Genetic variability in the insulin signalling pathway may contribute to the risk of late onset Alzheimer's disease.
Liolitsa D., Powell J., Lovestone S.

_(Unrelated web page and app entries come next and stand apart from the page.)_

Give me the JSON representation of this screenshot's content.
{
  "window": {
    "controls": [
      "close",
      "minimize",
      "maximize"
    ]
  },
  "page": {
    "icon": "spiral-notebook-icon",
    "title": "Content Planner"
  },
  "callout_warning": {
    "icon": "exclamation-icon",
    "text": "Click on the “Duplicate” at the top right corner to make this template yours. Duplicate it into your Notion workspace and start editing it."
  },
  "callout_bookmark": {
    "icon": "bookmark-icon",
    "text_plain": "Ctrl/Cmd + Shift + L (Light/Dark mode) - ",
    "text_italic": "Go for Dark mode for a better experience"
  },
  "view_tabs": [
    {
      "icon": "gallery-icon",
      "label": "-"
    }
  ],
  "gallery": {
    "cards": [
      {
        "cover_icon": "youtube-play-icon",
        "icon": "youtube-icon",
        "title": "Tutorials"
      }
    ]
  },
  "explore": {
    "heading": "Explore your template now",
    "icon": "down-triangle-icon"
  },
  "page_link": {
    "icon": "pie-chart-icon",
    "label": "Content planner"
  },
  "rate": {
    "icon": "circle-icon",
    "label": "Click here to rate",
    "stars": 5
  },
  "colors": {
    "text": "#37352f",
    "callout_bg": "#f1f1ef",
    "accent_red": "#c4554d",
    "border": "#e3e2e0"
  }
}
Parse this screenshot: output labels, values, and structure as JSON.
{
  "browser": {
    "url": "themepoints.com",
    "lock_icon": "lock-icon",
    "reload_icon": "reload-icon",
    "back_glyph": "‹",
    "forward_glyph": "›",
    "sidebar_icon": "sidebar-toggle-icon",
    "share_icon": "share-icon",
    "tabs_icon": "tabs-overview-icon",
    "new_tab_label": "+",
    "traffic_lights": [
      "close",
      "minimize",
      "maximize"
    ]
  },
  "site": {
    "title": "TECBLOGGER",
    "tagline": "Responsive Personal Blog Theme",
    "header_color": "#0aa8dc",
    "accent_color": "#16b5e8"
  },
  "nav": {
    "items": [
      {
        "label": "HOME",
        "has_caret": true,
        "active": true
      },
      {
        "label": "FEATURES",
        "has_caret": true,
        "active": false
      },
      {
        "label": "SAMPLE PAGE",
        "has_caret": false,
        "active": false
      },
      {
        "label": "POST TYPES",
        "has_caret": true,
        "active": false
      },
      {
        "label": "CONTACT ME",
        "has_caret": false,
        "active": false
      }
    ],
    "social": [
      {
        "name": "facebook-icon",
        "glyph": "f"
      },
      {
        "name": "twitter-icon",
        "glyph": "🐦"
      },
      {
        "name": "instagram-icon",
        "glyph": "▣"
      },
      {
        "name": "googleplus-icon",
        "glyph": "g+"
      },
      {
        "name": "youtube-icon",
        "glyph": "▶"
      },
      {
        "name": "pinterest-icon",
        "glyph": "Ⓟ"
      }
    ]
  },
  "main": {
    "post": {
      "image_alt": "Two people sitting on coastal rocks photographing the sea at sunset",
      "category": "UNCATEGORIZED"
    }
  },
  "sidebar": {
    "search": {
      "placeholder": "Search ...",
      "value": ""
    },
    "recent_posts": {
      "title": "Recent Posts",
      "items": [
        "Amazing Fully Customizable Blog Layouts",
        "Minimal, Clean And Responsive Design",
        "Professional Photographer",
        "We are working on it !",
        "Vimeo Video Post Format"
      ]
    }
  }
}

OBJECTIVE: To test the hypothesis that polymorphic variation in insulin signalling genes may underlie the shared risk of dysfunctional insulin signalling and late onset Alzheimer's disease (AD). The p85alpha subunit of phosphatidyl inositol 3 kinase (PIK3R1) and the regulatory subunit 3 of protein phosphatase 1 (PPP1R3) were selected as candidate genes because both encode key proteins involved in insulin signalling and because polymorphisms in these genes have been previously implicated in insulin resistance or type II diabetes. METHODS: Analysis of the Met326Ile PIK3R1 and the Asp905Tyr PPP1R3 polymorphisms in 202 patients with late onset AD and 160 or 170 age matched normal subjects. RESULTS: Logistic regression analysis using the recessive genetic model showed significant differences in genotype and allelic frequencies between the AD group and normal controls (genotypes: odds ratio (OR) 2.09, 95% confidence interval (CI) 1.17 to 3.74, p = 0.01; alleles: OR 1.99, 95% CI 1.17 to 3.40, p = 0.01) for the Met326Ile PIK3R1 polymorphism that were female specific. Additionally, in the dominant genetic model a marginally significant association in genotype frequencies between the Asp905Tyr PPP1R3 polymorphism and AD was observed (genotypes: OR 1.85, 95% CI 1.03 to 3.30, p = 0.04; alleles: OR 1.68, 95% CI 0.98 to 2.88, p = 0.06). Both polymorphisms were tested for their interactions with sex and the presence of the apolipoprotein E epsilon 4 allele. CONCLUSIONS: The results support the hypothesis for a common genetic aetiology predisposing to insulin resistance and AD.